Recurrent in his work (with the exception perhaps of Mister Lonely) is a portrait of what Korine calls the "American Landscape." He recently stated "to me, the most beautiful thing in the world is an abandoned parking lot and a soiled sofa on the edge ... with a street lamp off to the side. America seems like a series of abandoned parking lots, streetlights and abandoned sofas."
Korine has frequently been labeled as an enfant terrible and been accused of exploitation and self-indulgence, to which he has responded, "How can an artist be expected not to be self-indulgent? That's the whole thing that's wrong with filmmaking today ... To me, art is one man's voice, one idea, one point-of-view, coming from one person." Korine feels there is no need to justify or explain the images he puts to the screen, in that they are simply the result of "a cinema of passion and obsession." "I mostly just make things to entertain myself and at the same time hope that there's some type of audience that likes what I'm doing." Korine adds, "Film is like a dead art because of people not taking chances." To Korine, the only films that matter are the auteurist works.
On the current state of cinema, Korine comments, "When I look at the history of film - the early commercial narrative movies directed by D.W. Griffith, say - and then look at where films are now, I see so little progression in the way they are made and presented, and I'm bored with that. Film can be so much more."

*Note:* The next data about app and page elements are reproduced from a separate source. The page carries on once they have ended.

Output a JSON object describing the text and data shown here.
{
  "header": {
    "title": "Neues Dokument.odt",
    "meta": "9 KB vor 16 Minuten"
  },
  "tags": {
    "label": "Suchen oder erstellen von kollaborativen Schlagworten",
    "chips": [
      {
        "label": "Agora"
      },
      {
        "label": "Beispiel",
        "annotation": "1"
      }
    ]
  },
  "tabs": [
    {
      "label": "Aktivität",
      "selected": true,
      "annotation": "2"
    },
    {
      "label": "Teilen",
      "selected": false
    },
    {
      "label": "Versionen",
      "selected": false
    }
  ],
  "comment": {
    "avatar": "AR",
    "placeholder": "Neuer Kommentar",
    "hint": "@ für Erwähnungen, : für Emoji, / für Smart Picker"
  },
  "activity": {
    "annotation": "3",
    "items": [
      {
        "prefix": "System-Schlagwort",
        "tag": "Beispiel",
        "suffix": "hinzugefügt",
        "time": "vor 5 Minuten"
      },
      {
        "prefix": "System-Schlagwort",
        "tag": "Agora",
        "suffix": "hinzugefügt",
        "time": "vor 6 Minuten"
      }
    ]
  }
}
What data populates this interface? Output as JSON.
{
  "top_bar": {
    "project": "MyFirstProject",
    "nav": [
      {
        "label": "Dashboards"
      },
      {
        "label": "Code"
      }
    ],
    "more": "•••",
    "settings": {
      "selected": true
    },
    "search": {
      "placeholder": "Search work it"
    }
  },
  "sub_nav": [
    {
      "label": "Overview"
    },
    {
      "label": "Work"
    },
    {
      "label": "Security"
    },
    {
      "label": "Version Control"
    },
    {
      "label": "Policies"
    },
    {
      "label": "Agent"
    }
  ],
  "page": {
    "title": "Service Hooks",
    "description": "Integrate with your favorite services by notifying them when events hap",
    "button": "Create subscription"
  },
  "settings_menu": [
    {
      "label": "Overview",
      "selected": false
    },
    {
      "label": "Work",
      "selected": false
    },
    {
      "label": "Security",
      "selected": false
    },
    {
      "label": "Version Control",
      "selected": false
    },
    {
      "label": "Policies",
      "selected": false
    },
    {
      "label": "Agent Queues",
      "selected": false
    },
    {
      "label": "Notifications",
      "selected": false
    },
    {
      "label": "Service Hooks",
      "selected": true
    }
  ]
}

On looking for meaning in his films Korine states, "I think people will lose the film as soon as they start trying to figure out my logic or what I'm doing or while they're watching it start to dissect metaphors ... I'm not really so interested in it working on a purely cerebral level. I'm much more concerned with it on an emotional level and that you leave feeling a certain way." Korine states that if there is at least one image that sticks with you after viewing the film, then it is a success.
Producer Cary Woods writes, "I think the best hope for cinema is allowing people who are artists to make a movie that isn't wholly ruled by screenplay structure ... [Korine's] a storyteller, and he's gone out of his way to put images that are moving on the screen, and meaningful in some way."
As critic Roger Ebert said in his review of Julien Donkey-Boy, "Korine, who at 25 is one of the most untamed new directors, belongs on the list with Godard, Cassavetes, Herzog, Warhol, Tarkovsky, Brakhage and others who smash conventional movies and reassemble the pieces ... Harmony Korine is the real thing, an innovative and gifted filmmaker whose work forces us to see on his terms."
In a 1999 Dazed and Confused magazine article, Korine listed his top ten films as: Pixote by Hector Babenco, Badlands and Days of Heaven by Terrence Malick, Fat City by John Huston, Stroszek by Werner Herzog, The Killing of a Chinese Bookie and A Woman Under the Influence by John Cassavetes, McCabe and Mrs. Miller by Robert Altman, Out of the Blue by Dennis Hopper and Hail Mary by Jean-Luc Godard.
Korine met Chloë Sevigny in Washington Square Park in New York City during her senior year of high school in 1993. The two became close friends, which resulted in her being cast in the low-budget independent film Kids (1995). They had a romantic relationship that ended in the early 2000s. He is now married to actress Rachel Korine (née Simon), with whom he has two children.